## Record set
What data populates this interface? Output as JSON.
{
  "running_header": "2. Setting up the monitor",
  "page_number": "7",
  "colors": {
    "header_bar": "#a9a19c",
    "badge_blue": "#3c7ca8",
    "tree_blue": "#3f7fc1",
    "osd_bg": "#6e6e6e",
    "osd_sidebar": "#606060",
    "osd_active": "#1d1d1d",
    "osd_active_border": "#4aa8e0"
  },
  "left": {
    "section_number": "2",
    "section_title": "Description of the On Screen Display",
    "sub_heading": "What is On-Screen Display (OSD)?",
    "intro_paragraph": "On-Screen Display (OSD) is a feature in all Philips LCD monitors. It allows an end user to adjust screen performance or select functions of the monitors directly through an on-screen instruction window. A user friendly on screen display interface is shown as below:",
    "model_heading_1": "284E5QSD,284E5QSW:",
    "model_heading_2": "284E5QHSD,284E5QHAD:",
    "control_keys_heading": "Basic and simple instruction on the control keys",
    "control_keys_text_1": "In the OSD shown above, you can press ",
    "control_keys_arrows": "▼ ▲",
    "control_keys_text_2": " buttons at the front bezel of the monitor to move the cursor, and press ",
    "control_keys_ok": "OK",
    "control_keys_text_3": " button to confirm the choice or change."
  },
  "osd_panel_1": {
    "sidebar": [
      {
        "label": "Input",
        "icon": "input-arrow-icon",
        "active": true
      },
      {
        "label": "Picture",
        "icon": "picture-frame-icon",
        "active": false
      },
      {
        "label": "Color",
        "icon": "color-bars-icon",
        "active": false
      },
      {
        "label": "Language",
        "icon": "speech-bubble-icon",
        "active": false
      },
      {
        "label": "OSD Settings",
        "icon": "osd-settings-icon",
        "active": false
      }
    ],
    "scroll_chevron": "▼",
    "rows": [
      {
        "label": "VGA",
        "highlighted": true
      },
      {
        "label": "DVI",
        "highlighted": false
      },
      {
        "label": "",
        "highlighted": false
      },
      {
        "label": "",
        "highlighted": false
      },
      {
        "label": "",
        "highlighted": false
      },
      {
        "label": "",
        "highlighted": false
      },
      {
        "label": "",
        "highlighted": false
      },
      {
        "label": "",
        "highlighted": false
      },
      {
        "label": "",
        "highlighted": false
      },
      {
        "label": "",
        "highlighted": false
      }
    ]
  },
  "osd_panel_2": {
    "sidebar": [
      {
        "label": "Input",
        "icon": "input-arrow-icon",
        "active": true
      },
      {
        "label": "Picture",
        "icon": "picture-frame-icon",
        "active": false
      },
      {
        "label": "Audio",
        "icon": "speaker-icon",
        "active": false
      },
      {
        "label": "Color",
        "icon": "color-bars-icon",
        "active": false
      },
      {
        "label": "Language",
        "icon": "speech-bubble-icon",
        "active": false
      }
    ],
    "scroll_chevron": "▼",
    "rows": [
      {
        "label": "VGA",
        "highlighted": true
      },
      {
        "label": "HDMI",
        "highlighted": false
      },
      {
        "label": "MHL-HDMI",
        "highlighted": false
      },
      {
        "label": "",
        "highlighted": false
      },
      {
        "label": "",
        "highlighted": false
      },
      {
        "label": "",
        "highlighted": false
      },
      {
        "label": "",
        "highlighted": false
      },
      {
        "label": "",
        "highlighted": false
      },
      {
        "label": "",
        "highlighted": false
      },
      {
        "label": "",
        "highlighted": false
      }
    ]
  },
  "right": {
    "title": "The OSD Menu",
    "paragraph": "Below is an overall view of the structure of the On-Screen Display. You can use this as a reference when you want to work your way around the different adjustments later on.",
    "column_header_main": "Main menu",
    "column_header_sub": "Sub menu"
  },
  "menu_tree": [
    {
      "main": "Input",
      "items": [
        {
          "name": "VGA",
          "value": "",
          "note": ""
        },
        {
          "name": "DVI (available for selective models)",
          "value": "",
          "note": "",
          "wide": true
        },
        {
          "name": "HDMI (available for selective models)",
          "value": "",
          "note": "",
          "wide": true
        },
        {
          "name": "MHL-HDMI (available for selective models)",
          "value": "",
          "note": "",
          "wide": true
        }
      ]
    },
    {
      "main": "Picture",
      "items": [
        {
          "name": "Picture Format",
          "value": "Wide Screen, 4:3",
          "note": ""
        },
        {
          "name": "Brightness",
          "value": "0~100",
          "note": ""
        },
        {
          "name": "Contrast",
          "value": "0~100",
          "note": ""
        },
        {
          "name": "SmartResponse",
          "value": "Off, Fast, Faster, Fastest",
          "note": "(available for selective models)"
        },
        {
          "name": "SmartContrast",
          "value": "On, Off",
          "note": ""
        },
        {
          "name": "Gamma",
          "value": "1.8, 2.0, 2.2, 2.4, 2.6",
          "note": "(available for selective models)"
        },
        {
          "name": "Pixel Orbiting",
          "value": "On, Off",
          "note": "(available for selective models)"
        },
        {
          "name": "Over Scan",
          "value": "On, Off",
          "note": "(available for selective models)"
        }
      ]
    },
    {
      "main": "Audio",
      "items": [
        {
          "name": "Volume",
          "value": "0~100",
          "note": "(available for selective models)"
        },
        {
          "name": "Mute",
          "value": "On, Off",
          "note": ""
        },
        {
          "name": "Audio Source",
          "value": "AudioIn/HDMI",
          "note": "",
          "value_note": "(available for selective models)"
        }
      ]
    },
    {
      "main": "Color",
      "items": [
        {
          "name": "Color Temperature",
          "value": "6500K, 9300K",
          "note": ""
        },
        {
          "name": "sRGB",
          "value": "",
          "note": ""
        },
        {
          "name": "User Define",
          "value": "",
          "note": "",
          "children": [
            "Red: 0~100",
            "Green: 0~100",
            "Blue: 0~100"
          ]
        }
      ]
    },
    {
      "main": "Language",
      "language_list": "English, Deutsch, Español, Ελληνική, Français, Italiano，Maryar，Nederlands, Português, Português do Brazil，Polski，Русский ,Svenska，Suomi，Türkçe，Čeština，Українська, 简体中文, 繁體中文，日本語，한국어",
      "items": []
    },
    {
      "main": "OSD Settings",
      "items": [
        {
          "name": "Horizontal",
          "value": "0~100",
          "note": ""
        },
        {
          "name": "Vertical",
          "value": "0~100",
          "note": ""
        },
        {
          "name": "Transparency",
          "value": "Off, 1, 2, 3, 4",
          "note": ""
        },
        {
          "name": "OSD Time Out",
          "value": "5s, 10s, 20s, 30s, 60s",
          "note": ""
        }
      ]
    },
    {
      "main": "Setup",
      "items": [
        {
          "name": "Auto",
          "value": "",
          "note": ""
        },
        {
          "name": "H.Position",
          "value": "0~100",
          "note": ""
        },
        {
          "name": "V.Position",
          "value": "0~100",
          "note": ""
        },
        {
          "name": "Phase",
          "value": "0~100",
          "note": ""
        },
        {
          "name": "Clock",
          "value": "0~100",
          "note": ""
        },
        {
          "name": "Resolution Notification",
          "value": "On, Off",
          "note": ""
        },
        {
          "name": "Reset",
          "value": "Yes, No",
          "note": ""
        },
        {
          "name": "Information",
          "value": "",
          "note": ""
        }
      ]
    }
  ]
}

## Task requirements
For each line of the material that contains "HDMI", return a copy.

## Your response
        "label": "HDMI",
        "label": "MHL-HDMI",
          "name": "HDMI (available for selective models)",
          "name": "MHL-HDMI (available for selective models)",
          "value": "AudioIn/HDMI",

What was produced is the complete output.